December the 6th….An excited little girl runs to the front door….will Sankt Nik have called and what would he have left in her shoes?…..
I have loved researching the legends behind Sankt Nikolaus and reciting some of the stories to Livvy. Our German Christmas Adventures so far has been a brilliant learning adventure… 🙂 But, yes there is normally always a ‘but’! this tradition has foxed me!! It wasn’t until we had clarification from a native that I actually understood what the heck was going on!!
So, it isn’t just Germany that celebrates St. Nik’s day but many other European countries too, Holland, Belgium, Austria and Switzerland also mark the day. On the evening of the 5th of December little boys and girls leave their newly polished shoes at the front door hoping that the passing St. Nik will fill them with fruit nuts and if they were very lucky – sweeties 🙂 Of course this would only happen if the children had been good! For if they had been not so good he would leave them a green stick (or a switch as it is called) as a symbol of punishment for their naughtiness!
It is believed that the real St. Nikolaus lived in the 4th century and was actually a Greek Bishop. In other European countries he is the patron saint of sea-faring men. He is also known as the protector of children and it is this that gives him the association with the leaving of gifts for children. He became the model for Weihnachtsmann (Father Christmas); interestingly this is where the name ‘Santa Claus’ was coined; i.e. Sankt [Ni]Klaus!
Now comes the interesting theology part…. Martin Luther (a German priest and a prominent figure of the Protestant Reformation ) believed that people should not glorify saints…so he made changes to the customs surrounding the giving of gifts to children at this time of the year (although he modified from the 6th to the 24th)…instead of out-right banning the popular custom he simply changed St. Nik’s persona to that of the Christ Child, it was then therefore Jesus who became the bearer of gifts. In today’s Germany many regions have Christkindl bestowing gifts on the 24th December.
“Nikolaus traditions vary as widely from region to region as his guise and name. He appears as Ruhklas, Pelznickel, Klasbur, etc. He is afoot or astride a white horse, a mule, or even a goat. More diverse than those of the saintly Nikolaus are the many legends and traditions surrounding his often wild companions (Krampus, etc.). The pagan origin of all of these figures is evident although difficult to trace.
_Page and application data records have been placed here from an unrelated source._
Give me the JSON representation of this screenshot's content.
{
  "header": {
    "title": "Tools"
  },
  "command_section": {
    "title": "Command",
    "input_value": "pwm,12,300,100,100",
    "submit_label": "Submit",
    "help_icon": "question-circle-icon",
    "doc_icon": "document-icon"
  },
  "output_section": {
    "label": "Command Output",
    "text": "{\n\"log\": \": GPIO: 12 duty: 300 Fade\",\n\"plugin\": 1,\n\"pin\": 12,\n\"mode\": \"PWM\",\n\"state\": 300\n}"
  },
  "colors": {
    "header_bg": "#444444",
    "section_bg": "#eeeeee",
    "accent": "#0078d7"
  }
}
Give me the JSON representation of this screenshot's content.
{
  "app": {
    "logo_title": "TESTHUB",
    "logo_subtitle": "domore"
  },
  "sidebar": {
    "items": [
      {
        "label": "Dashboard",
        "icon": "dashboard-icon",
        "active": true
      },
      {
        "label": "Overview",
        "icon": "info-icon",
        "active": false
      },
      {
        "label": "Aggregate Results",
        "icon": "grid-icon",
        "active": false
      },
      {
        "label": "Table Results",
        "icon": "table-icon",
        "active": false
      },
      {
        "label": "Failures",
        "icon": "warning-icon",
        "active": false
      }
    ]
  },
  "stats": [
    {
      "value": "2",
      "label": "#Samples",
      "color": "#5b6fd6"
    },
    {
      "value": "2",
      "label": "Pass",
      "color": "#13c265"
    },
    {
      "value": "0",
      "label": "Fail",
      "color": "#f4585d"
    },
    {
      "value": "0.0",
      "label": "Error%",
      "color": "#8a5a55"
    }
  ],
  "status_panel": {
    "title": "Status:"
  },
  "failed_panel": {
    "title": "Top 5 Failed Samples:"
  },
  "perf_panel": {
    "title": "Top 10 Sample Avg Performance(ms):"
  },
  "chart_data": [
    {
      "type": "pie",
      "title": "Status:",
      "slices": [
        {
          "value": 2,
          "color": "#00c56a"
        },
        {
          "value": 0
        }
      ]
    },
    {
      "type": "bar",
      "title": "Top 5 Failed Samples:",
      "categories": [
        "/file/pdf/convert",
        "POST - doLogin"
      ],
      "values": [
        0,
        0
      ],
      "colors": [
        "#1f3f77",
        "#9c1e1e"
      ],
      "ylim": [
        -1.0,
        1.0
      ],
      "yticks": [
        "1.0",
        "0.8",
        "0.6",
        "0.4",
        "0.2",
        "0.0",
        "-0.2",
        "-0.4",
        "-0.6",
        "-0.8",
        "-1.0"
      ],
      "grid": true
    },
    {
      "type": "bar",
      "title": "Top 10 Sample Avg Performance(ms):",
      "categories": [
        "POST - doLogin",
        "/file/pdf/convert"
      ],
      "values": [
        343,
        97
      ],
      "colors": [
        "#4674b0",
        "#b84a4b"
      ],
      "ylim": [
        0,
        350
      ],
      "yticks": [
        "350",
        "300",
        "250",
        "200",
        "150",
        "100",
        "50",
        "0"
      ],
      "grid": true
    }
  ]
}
His best known companion is Knecht Ruprecht (poem), “Knecht” meaning servant. Historically, Ruprecht was a dark and sinister figure clad in a tattered robe with a big sack on his back in which, legend has it, he will place all naughty children.
St. Nikolaus also appears together with St. Peter, with an angel, the Christchild (Christkindl or Christ Child). As the splendor of the candle-lit Christmas tree and emphasis on the birth of Christ, began to shift the function of the gift-giving St. Nikolaus, Knecht Ruprecht became the servant and companion of the Christchild. In this role Ruprecht became the patron saint of Christmas and was called “Weihnachtsmann,” (literally “Christmas Man”) Father Christmas or Santa Claus.”
I find theology absolutely fascinating but it does make for some hectic reading!!!
One thing is for sure St. Nik, Father Christmas, Santa Claus,Weihnachtsmann, Christkindl whatever you want to call the bearer of gifts ensures that little girls and boys get super excited at the prospect of gifts!! 😉
Oh and by the way, Sankt Nik did visit our household last night and bestowed and fruit and sweeties 😉